**Brief:** What you return must be the lines of the data that hold the word "date".

**Data:**
Start of Block

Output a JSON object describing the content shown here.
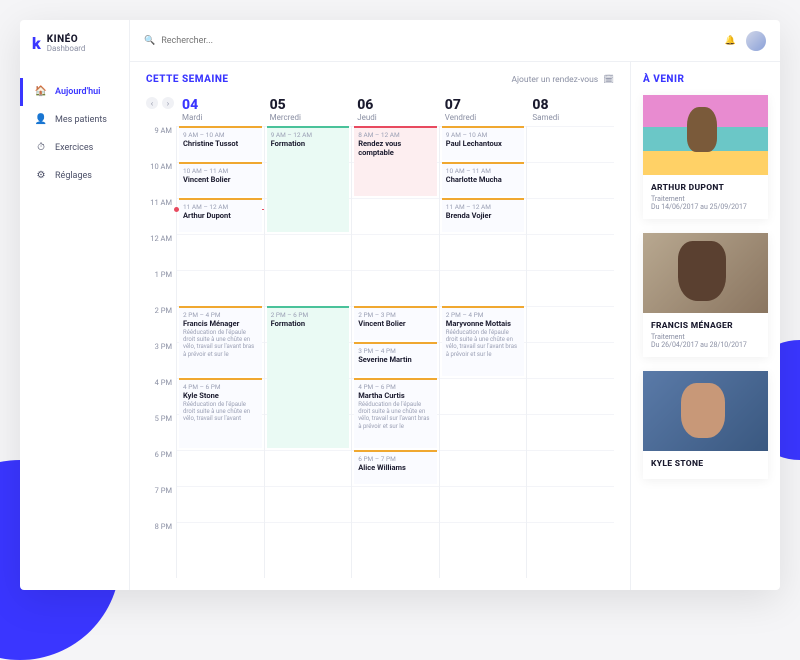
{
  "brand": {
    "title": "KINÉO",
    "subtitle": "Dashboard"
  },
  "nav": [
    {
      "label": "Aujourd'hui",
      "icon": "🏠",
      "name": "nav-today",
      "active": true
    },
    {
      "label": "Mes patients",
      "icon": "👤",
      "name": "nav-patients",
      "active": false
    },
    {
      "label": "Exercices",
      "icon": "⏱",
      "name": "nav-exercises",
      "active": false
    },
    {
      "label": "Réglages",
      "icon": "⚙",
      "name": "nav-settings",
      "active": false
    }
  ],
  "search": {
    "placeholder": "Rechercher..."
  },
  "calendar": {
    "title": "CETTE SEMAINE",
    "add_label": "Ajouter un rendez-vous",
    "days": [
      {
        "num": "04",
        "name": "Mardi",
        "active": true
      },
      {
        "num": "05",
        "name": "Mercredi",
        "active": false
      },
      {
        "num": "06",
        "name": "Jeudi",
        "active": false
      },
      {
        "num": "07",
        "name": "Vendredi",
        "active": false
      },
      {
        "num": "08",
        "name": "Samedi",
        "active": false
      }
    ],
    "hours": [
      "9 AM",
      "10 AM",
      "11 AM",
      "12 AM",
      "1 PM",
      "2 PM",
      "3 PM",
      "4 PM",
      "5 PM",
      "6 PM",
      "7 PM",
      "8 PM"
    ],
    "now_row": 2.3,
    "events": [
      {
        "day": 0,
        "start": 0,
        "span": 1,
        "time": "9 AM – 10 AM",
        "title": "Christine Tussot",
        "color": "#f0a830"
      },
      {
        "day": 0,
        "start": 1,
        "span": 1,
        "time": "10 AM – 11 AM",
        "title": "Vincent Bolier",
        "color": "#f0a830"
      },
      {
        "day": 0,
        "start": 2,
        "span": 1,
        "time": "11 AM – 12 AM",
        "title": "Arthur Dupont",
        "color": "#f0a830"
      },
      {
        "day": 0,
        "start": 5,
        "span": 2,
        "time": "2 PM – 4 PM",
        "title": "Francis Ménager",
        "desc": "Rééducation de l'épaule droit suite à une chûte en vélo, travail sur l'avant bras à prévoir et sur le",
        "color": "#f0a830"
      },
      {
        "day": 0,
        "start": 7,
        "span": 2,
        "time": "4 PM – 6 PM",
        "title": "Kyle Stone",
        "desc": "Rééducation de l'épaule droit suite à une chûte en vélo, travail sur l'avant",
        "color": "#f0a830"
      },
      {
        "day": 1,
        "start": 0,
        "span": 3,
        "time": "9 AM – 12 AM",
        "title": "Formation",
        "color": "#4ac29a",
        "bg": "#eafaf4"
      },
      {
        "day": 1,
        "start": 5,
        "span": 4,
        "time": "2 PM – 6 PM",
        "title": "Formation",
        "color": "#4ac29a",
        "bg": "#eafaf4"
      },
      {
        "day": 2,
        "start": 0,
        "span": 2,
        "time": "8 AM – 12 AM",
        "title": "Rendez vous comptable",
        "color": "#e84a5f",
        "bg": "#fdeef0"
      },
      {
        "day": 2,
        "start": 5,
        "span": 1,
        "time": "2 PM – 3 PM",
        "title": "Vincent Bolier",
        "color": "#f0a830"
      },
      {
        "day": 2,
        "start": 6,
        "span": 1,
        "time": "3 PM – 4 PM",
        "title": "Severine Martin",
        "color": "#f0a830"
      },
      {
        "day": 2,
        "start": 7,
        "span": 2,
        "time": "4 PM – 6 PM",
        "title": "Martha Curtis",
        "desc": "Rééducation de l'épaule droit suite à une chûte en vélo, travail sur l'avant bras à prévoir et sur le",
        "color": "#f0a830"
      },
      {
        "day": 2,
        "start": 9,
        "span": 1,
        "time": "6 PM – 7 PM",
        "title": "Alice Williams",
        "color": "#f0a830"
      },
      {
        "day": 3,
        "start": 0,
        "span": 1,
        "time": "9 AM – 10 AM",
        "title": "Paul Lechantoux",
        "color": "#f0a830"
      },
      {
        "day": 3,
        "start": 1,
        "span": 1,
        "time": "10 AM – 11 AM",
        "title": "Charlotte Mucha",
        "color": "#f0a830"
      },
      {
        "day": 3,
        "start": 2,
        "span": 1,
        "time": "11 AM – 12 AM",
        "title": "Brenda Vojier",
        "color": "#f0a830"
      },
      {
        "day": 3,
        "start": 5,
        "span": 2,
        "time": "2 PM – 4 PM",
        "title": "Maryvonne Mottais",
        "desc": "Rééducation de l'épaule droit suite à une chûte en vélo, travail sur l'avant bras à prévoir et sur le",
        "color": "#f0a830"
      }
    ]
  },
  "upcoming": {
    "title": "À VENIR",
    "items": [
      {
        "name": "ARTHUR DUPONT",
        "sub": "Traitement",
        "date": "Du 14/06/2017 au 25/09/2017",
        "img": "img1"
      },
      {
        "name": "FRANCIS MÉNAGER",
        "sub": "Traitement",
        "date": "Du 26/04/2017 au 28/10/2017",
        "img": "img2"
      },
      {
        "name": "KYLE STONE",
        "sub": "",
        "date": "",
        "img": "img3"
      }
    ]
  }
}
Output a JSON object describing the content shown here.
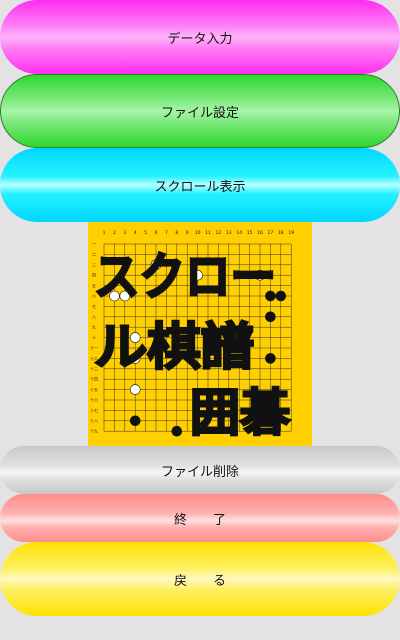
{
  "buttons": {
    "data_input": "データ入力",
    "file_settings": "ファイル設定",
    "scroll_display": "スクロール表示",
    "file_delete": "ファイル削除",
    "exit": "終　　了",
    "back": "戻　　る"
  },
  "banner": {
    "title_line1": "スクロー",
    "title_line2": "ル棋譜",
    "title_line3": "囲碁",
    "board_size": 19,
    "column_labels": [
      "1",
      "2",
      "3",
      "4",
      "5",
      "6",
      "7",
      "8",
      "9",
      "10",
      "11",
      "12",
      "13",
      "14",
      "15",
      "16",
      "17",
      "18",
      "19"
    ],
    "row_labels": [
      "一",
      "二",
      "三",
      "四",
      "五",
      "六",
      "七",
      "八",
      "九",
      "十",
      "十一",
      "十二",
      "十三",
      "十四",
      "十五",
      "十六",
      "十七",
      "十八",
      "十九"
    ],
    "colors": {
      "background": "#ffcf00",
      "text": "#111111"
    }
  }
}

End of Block

**Finished exercise:**
        "date": "Du 14/06/2017 au 25/09/2017",
        "date": "Du 26/04/2017 au 28/10/2017",
        "date": "",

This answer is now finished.